Targeting Training

Old school: Focusing only on the trouble spots.

This type of focus won’t work for the majority of people who are coming to the gym to work out or lose weight. When there is variety in your workouts, there is room for growth and development. Focusing only on the areas that are the weakest isn’t going to help the areas that are already strong continue to get stronger.

New School: Correcting trouble spots while also training strong areas.

Correcting a weakness and building on a strong point at the same time will enable you to improve your body as a whole. A way to correct those problem areas is to figure out exactly why they are causing you problems. The Functional Movement Screen captures fundamental movements, motor control within movement patterns, and competence of basic movements uncomplicated by specific skills. It will determine the greatest areas of movement deficiency, demonstrate asymmetries, and eventually correlate these with an outcome.

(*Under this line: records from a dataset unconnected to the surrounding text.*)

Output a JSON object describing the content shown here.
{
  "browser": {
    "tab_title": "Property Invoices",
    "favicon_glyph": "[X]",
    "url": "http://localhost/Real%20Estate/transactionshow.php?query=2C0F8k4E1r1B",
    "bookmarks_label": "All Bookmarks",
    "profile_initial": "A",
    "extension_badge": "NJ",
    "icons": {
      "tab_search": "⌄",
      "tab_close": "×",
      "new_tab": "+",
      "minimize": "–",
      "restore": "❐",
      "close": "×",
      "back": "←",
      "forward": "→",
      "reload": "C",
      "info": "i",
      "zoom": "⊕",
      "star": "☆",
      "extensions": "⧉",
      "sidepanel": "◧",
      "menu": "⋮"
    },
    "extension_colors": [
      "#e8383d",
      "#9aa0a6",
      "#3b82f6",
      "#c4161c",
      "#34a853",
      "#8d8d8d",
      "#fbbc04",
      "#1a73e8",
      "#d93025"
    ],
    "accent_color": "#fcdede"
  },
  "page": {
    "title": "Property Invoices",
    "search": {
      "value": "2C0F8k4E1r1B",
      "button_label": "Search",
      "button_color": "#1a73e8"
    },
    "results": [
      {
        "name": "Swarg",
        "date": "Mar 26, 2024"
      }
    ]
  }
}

Cardio vs. Strength

Old School: Focusing only on cardio will increase weight loss.

While it’s important to incorporate cardio into your workout regimen to help build and keep your cardiovascular systems stronger, it is not the only type of exercise that is needed for weight loss. Focusing only on cardio will lessen your chances of building muscle.

New School: Getting a healthy dose of both cardio and strength training will improve overall health.

Much like how a car stays warm after it turns off, the same can be said about your body after you finish a workout. EPOC (excess post-exercise oxygen consumption) explains how your body’s metabolism can continue to burn more calories. Resistance training can provide a greater EPOC effect than running at a steady speed.

Out with the Old and in with the New

Training methods will come and go, and at some point the new-school methods will become old school. At NIFS we offer a wide variety of programs, assessments, and education to help turn those old habits into new routines. Stay positive, be willing to accept change, and explore to find what works best for you!

Like what you've just read? Click here to subscribe to our blog!

This blog was written by Ashley Duncan, Weight Loss Coordinator. To learn more about the NIFS bloggers, click here.

Topics: mindset plateaus change workouts functional movement assessment weight loss calories resistance metabolism oxygen wellness targeting workouts NIFS programs assessments